• Records supplied:
****************

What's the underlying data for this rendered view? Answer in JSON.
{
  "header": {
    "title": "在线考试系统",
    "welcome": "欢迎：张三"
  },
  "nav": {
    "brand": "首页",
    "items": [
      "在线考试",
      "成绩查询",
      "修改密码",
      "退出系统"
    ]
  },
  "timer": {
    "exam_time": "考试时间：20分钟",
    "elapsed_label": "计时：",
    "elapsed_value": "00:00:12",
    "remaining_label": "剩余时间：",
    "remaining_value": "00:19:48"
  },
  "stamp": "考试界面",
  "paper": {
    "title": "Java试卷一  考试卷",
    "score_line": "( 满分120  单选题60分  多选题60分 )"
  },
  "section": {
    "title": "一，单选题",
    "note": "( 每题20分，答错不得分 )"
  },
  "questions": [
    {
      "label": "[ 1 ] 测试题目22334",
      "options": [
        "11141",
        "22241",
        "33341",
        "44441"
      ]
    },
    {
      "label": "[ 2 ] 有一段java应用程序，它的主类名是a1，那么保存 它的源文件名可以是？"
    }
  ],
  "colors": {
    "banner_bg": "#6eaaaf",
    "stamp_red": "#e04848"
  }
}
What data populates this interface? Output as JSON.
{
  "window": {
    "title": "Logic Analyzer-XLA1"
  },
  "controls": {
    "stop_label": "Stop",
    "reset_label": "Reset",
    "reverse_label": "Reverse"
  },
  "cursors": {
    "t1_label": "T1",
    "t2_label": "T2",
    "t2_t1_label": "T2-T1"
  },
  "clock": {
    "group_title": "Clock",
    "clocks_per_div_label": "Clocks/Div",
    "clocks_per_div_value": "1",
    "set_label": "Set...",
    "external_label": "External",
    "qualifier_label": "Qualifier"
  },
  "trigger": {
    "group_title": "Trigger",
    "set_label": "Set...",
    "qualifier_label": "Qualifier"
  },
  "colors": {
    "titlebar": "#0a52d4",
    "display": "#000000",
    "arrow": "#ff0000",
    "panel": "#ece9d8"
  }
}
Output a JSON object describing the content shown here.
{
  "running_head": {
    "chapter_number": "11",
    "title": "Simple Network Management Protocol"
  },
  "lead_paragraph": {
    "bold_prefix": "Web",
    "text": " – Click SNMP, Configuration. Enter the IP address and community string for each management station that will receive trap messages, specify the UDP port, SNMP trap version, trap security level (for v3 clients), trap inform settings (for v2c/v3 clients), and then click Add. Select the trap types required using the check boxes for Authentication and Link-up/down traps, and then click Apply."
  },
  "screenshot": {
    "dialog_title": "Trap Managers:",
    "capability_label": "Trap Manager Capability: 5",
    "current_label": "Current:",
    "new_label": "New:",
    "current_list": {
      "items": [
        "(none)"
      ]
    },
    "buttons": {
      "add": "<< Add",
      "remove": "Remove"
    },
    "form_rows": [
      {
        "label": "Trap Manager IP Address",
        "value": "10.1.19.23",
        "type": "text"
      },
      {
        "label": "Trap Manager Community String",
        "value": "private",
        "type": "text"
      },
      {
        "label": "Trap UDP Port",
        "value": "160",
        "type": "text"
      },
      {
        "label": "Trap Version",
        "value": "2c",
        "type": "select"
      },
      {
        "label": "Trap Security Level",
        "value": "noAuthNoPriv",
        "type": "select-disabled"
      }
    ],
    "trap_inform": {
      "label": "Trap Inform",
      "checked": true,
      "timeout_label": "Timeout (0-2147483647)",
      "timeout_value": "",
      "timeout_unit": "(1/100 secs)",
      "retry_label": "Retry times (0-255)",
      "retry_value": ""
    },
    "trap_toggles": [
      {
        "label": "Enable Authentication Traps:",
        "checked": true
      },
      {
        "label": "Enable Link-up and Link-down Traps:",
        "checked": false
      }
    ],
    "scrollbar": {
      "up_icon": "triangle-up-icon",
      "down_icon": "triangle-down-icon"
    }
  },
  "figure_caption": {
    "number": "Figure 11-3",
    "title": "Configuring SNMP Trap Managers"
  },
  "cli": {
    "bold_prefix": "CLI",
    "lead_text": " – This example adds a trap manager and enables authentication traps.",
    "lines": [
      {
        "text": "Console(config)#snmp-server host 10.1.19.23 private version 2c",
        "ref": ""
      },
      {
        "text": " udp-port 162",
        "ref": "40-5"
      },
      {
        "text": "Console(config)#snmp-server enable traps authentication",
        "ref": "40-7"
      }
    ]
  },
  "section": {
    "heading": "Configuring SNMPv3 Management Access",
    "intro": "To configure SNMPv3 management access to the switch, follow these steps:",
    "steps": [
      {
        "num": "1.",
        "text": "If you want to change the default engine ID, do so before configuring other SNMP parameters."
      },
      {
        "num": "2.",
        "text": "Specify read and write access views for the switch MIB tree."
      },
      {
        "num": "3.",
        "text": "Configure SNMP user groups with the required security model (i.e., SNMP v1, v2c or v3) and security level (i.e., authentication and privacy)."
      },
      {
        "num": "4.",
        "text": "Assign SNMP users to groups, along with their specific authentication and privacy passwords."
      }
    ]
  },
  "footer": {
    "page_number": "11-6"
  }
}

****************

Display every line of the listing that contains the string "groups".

• Solution to this task:
        "text": "Configure SNMP user groups with the required security model (i.e., SNMP v1, v2c or v3) and security level (i.e., authentication and privacy)."
        "text": "Assign SNMP users to groups, along with their specific authentication and privacy passwords."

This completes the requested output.